## Provided entries
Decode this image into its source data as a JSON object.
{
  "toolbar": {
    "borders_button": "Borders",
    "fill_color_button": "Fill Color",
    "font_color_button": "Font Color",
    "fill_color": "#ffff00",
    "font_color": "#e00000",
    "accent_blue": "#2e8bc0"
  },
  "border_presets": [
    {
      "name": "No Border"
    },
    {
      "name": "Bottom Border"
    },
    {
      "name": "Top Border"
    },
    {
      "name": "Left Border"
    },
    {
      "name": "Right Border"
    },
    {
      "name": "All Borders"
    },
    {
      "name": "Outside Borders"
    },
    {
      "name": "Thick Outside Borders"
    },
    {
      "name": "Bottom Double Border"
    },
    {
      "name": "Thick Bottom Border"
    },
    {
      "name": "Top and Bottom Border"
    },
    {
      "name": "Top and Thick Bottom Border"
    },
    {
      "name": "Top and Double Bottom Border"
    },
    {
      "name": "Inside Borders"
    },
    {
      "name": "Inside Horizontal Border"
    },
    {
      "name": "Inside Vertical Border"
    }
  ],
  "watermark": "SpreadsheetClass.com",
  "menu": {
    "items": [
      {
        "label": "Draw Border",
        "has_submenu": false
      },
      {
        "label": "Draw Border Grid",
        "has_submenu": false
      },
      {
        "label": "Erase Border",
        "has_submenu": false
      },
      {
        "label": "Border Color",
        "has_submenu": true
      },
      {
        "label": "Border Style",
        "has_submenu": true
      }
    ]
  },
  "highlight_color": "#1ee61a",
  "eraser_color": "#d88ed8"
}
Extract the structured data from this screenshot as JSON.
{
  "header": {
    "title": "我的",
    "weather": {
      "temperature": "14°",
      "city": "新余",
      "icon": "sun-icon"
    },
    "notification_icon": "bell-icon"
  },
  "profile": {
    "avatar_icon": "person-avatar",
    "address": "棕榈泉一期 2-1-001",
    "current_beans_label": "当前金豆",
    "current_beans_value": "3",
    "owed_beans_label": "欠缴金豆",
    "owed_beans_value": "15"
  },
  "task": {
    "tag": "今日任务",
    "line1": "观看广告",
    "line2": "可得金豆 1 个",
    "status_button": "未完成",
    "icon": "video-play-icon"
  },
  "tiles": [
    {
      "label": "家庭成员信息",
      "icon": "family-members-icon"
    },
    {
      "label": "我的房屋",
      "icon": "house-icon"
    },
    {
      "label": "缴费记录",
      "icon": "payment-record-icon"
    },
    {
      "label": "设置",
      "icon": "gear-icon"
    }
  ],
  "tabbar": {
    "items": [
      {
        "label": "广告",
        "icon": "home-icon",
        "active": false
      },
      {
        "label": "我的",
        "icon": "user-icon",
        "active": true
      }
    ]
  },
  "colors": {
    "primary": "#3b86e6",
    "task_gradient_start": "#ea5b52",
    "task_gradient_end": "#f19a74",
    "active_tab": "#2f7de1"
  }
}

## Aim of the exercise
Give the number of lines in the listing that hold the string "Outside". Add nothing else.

## Answer to the problem
2